▶ Required work: Show every line of the records below that contains the word "Hard".

▶ Web page and app entries:
= = = =

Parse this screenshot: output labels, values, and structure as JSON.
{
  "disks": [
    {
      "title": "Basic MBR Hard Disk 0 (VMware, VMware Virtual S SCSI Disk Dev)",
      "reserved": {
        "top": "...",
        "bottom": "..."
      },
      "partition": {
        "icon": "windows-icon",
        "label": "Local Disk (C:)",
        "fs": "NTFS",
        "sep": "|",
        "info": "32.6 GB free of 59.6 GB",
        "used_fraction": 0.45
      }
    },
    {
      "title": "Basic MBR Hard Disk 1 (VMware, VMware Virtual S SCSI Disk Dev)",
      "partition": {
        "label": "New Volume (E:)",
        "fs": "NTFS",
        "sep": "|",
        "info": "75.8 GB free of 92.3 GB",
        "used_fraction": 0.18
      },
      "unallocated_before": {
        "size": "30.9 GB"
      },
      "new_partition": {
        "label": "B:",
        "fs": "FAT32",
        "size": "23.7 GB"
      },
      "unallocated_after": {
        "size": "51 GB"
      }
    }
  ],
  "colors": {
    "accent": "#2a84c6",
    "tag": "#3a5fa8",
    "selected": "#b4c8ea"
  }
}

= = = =

▶ Response:
      "title": "Basic MBR Hard Disk 0 (VMware, VMware Virtual S SCSI Disk Dev)",
      "title": "Basic MBR Hard Disk 1 (VMware, VMware Virtual S SCSI Disk Dev)",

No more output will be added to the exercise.